YOUR TASK: In the listing that follows, count each line containing the string "value" and report only the count.

RECORDS SHOWN:
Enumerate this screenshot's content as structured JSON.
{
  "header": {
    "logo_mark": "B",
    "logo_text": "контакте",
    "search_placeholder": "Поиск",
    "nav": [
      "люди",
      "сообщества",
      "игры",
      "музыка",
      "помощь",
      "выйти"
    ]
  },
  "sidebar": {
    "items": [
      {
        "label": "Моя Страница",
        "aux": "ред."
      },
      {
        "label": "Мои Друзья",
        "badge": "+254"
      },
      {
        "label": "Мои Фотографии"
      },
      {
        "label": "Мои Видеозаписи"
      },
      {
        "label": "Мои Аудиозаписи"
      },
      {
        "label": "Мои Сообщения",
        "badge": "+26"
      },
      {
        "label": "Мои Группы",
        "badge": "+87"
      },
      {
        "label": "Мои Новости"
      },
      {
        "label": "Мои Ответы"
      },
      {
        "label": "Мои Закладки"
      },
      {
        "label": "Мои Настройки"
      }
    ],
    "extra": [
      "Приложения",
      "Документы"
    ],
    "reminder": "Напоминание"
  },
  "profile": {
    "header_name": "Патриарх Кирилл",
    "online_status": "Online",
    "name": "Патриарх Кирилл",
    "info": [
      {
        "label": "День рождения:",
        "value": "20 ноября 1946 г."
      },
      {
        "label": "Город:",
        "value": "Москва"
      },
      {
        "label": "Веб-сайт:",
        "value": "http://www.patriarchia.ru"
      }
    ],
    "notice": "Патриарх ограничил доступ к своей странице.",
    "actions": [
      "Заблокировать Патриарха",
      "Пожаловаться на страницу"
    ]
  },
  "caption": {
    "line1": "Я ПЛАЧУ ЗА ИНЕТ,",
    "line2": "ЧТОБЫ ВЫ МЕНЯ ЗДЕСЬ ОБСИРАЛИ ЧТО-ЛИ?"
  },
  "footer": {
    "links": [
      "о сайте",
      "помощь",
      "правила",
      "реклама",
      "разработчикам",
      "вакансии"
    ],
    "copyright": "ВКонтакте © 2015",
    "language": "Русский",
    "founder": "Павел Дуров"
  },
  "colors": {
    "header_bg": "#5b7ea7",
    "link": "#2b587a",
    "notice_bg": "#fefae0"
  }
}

ANSWER TO THE PROBLEM: 3